“But I don’t want comfort. I want God, I want poetry, I want real danger, I want freedom, I want goodness. I
want sin.” – the Savage, from the dialog with Mustapha Mond.
The events of this book take place in an unusual futuristic dystopian world. Unlike Orwell’s 1984, in Huxley’s reality everyone is happy and live a worry-free life. Humans aren’t born but genetically engineered, grown in labs and conditioned to think and act like everyone else. They stay young for a lifetime and they always look beautiful. When they feel anxious, they take so called “soma” – a government approved drug that makes their uneasiness to go away. They have no attachments, no sense of belonging, no appreciation for art. They have everything available on the tap at any time including having sex with anyone they choose. Everyone belongs to everyone.
Bernard, one of the main characters, is different. He doesn’t quite fit in as he searches for the meaning of life. One day he travels to the land of Savages – a remote place where a group of people similar to the human race as we know it live. There, Bernard meets John the Savage who’s mother was “born” in a happy world but was forced to live at the Savage Reservation for many years. Bernard decides to bring them back to his spotless reality as an experiment. The Savage is looking forward to explore the new society but he is not accepted there. He still values human emotions, literature, and family ties. His mother dies and he turns into exile where he eventually ends his life.
I found the premise of this book quite interesting. And I can see how ground-breaking it was when it was written in 1932. However, the execution was lacking for me. The main characters are poorly developed and flat which makes it hard to connect with them. The storytelling was simply dull and boring. Very dense, difficult to absorb writing made me want to stop reading it multiple times. I kept going only because this book is considered to be classic. I really wanted to like it but I just couldn’t.

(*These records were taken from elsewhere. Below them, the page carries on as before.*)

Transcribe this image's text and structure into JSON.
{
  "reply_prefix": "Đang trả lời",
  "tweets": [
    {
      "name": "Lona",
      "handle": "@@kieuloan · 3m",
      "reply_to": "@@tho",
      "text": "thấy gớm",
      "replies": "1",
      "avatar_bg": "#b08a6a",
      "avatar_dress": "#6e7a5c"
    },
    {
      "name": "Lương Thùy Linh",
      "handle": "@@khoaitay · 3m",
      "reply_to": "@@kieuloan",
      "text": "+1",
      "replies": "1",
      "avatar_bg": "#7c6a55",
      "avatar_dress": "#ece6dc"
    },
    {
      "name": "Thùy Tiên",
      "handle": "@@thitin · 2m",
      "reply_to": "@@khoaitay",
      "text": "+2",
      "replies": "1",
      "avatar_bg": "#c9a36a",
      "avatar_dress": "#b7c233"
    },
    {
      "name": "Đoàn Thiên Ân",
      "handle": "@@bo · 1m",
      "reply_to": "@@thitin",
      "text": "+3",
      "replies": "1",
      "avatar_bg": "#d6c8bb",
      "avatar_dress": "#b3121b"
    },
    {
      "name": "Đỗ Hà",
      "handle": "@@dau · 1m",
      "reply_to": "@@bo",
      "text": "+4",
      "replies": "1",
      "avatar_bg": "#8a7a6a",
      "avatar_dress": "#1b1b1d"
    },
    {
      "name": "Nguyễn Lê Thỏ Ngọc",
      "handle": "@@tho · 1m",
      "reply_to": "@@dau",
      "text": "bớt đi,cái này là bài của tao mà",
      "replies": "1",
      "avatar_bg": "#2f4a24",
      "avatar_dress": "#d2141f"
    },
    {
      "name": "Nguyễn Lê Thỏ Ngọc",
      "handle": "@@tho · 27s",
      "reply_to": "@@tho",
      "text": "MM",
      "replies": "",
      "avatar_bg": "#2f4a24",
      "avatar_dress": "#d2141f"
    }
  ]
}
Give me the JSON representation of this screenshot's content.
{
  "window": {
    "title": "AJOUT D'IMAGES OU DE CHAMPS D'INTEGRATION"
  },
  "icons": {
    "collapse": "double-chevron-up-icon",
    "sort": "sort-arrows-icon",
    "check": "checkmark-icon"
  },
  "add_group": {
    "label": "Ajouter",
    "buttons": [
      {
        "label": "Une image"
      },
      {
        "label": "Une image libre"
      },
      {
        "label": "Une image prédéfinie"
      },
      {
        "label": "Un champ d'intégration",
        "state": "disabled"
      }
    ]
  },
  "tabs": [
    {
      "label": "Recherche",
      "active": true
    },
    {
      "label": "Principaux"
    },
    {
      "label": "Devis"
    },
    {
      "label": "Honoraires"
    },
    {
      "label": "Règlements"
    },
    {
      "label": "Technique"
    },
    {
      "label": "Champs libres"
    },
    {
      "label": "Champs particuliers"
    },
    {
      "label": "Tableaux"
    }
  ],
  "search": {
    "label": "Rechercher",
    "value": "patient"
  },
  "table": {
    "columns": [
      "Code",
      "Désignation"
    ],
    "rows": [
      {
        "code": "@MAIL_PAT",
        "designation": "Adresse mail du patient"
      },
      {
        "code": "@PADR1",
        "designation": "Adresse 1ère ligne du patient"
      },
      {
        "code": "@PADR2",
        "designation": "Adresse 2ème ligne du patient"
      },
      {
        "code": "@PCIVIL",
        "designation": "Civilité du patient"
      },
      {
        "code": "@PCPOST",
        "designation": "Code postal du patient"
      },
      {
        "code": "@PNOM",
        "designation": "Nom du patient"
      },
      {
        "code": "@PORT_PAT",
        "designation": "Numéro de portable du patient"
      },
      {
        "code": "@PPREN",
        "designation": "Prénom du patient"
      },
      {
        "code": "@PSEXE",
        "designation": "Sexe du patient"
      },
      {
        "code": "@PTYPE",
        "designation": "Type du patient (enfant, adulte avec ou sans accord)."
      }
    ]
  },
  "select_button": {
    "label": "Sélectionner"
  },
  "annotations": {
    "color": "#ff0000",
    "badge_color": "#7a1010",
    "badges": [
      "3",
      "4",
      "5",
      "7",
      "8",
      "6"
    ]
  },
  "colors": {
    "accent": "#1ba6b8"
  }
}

As a social message, as a novel, and as a statement on the way in which mankind should behave, I find Brave New World inferior in almost every way to 1984. The one word of praise I will give to Huxley’s novel is that his dystopia is more unusual and more intriguing than Orwell’s. If only he had done something more with it.